Pictures aside, copy every record word for word.
[Opening EXERCISE DATA section]
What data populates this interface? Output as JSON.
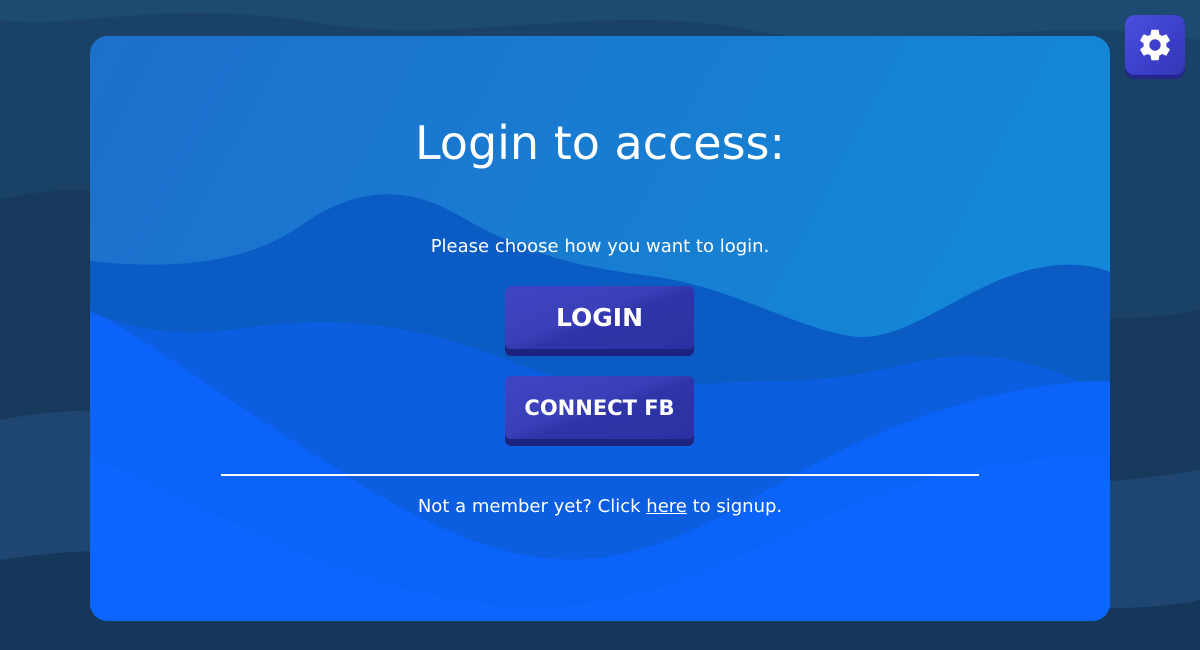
{
  "page": {
    "title": "Login to access:",
    "subtitle": "Please choose how you want to login."
  },
  "buttons": {
    "login_label": "LOGIN",
    "connect_fb_label": "CONNECT FB"
  },
  "footer": {
    "text_before": "Not a member yet? Click ",
    "link_text": "here",
    "text_after": " to signup."
  },
  "icons": {
    "settings": "gear-icon"
  },
  "colors": {
    "background": "#1a3f63",
    "panel_top": "#1c7fd3",
    "panel_bottom": "#0b63ff",
    "button": "#3a3fb8",
    "settings_button": "#4348d6",
    "text": "#ffffff"
  }
}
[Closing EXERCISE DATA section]
## EXERCISE OUTPUT
What data populates this interface? Output as JSON.
{
  "page": {
    "title": "Login to access:",
    "subtitle": "Please choose how you want to login."
  },
  "buttons": {
    "login_label": "LOGIN",
    "connect_fb_label": "CONNECT FB"
  },
  "footer": {
    "text_before": "Not a member yet? Click ",
    "link_text": "here",
    "text_after": " to signup."
  },
  "icons": {
    "settings": "gear-icon"
  },
  "colors": {
    "background": "#1a3f63",
    "panel_top": "#1c7fd3",
    "panel_bottom": "#0b63ff",
    "button": "#3a3fb8",
    "settings_button": "#4348d6",
    "text": "#ffffff"
  }
}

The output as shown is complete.